## Exercise objective:
So that nothing is lost, restate each entry exactly as supplied.

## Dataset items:

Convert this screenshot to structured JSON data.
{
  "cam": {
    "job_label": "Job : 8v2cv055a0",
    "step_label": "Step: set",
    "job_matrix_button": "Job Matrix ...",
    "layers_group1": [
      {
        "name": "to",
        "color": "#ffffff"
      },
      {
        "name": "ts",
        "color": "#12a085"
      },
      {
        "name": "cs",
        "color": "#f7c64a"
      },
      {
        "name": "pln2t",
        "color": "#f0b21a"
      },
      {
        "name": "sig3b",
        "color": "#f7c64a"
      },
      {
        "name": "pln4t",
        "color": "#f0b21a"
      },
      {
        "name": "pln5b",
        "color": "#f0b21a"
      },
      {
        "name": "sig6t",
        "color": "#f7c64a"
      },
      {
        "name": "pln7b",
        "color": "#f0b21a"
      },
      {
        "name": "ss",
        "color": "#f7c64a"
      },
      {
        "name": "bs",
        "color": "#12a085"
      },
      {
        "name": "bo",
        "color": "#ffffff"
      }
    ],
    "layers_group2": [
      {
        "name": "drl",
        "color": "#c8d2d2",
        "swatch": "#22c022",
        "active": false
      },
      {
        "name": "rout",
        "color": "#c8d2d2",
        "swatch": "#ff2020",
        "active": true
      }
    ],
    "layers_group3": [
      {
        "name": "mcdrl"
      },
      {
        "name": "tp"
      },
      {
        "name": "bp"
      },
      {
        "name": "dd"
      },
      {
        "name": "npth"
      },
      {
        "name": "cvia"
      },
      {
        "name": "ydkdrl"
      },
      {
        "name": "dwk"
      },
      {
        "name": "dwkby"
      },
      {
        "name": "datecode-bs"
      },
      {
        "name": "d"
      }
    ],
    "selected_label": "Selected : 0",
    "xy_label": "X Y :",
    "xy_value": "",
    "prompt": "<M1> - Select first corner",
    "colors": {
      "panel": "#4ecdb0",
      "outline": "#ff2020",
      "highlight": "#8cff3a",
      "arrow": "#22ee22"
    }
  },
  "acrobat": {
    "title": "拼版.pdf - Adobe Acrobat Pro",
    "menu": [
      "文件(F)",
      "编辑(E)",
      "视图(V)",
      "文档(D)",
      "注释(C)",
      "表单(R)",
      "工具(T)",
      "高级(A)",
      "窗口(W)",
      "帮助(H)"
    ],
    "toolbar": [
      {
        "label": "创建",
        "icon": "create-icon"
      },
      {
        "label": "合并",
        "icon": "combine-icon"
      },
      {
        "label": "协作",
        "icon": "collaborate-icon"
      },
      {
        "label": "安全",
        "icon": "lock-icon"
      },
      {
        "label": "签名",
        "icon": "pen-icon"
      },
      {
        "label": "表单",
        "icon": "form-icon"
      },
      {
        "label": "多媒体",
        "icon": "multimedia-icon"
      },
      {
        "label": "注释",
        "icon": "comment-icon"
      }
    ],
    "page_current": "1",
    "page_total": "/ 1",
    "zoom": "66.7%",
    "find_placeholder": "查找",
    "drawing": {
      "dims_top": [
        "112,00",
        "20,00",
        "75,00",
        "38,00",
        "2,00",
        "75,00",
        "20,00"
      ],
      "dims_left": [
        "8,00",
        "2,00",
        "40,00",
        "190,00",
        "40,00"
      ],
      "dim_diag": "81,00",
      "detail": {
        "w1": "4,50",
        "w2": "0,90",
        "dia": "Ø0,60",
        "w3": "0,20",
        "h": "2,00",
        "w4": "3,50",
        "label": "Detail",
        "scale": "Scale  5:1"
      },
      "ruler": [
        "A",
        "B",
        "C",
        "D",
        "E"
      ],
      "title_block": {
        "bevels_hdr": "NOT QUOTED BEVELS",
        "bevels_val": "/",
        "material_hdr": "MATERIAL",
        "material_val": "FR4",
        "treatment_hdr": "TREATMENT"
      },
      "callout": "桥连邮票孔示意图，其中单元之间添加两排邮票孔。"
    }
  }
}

## Response to the task:
Convert this screenshot to structured JSON data.
{
  "cam": {
    "job_label": "Job : 8v2cv055a0",
    "step_label": "Step: set",
    "job_matrix_button": "Job Matrix ...",
    "layers_group1": [
      {
        "name": "to",
        "color": "#ffffff"
      },
      {
        "name": "ts",
        "color": "#12a085"
      },
      {
        "name": "cs",
        "color": "#f7c64a"
      },
      {
        "name": "pln2t",
        "color": "#f0b21a"
      },
      {
        "name": "sig3b",
        "color": "#f7c64a"
      },
      {
        "name": "pln4t",
        "color": "#f0b21a"
      },
      {
        "name": "pln5b",
        "color": "#f0b21a"
      },
      {
        "name": "sig6t",
        "color": "#f7c64a"
      },
      {
        "name": "pln7b",
        "color": "#f0b21a"
      },
      {
        "name": "ss",
        "color": "#f7c64a"
      },
      {
        "name": "bs",
        "color": "#12a085"
      },
      {
        "name": "bo",
        "color": "#ffffff"
      }
    ],
    "layers_group2": [
      {
        "name": "drl",
        "color": "#c8d2d2",
        "swatch": "#22c022",
        "active": false
      },
      {
        "name": "rout",
        "color": "#c8d2d2",
        "swatch": "#ff2020",
        "active": true
      }
    ],
    "layers_group3": [
      {
        "name": "mcdrl"
      },
      {
        "name": "tp"
      },
      {
        "name": "bp"
      },
      {
        "name": "dd"
      },
      {
        "name": "npth"
      },
      {
        "name": "cvia"
      },
      {
        "name": "ydkdrl"
      },
      {
        "name": "dwk"
      },
      {
        "name": "dwkby"
      },
      {
        "name": "datecode-bs"
      },
      {
        "name": "d"
      }
    ],
    "selected_label": "Selected : 0",
    "xy_label": "X Y :",
    "xy_value": "",
    "prompt": "<M1> - Select first corner",
    "colors": {
      "panel": "#4ecdb0",
      "outline": "#ff2020",
      "highlight": "#8cff3a",
      "arrow": "#22ee22"
    }
  },
  "acrobat": {
    "title": "拼版.pdf - Adobe Acrobat Pro",
    "menu": [
      "文件(F)",
      "编辑(E)",
      "视图(V)",
      "文档(D)",
      "注释(C)",
      "表单(R)",
      "工具(T)",
      "高级(A)",
      "窗口(W)",
      "帮助(H)"
    ],
    "toolbar": [
      {
        "label": "创建",
        "icon": "create-icon"
      },
      {
        "label": "合并",
        "icon": "combine-icon"
      },
      {
        "label": "协作",
        "icon": "collaborate-icon"
      },
      {
        "label": "安全",
        "icon": "lock-icon"
      },
      {
        "label": "签名",
        "icon": "pen-icon"
      },
      {
        "label": "表单",
        "icon": "form-icon"
      },
      {
        "label": "多媒体",
        "icon": "multimedia-icon"
      },
      {
        "label": "注释",
        "icon": "comment-icon"
      }
    ],
    "page_current": "1",
    "page_total": "/ 1",
    "zoom": "66.7%",
    "find_placeholder": "查找",
    "drawing": {
      "dims_top": [
        "112,00",
        "20,00",
        "75,00",
        "38,00",
        "2,00",
        "75,00",
        "20,00"
      ],
      "dims_left": [
        "8,00",
        "2,00",
        "40,00",
        "190,00",
        "40,00"
      ],
      "dim_diag": "81,00",
      "detail": {
        "w1": "4,50",
        "w2": "0,90",
        "dia": "Ø0,60",
        "w3": "0,20",
        "h": "2,00",
        "w4": "3,50",
        "label": "Detail",
        "scale": "Scale  5:1"
      },
      "ruler": [
        "A",
        "B",
        "C",
        "D",
        "E"
      ],
      "title_block": {
        "bevels_hdr": "NOT QUOTED BEVELS",
        "bevels_val": "/",
        "material_hdr": "MATERIAL",
        "material_val": "FR4",
        "treatment_hdr": "TREATMENT"
      },
      "callout": "桥连邮票孔示意图，其中单元之间添加两排邮票孔。"
    }
  }
}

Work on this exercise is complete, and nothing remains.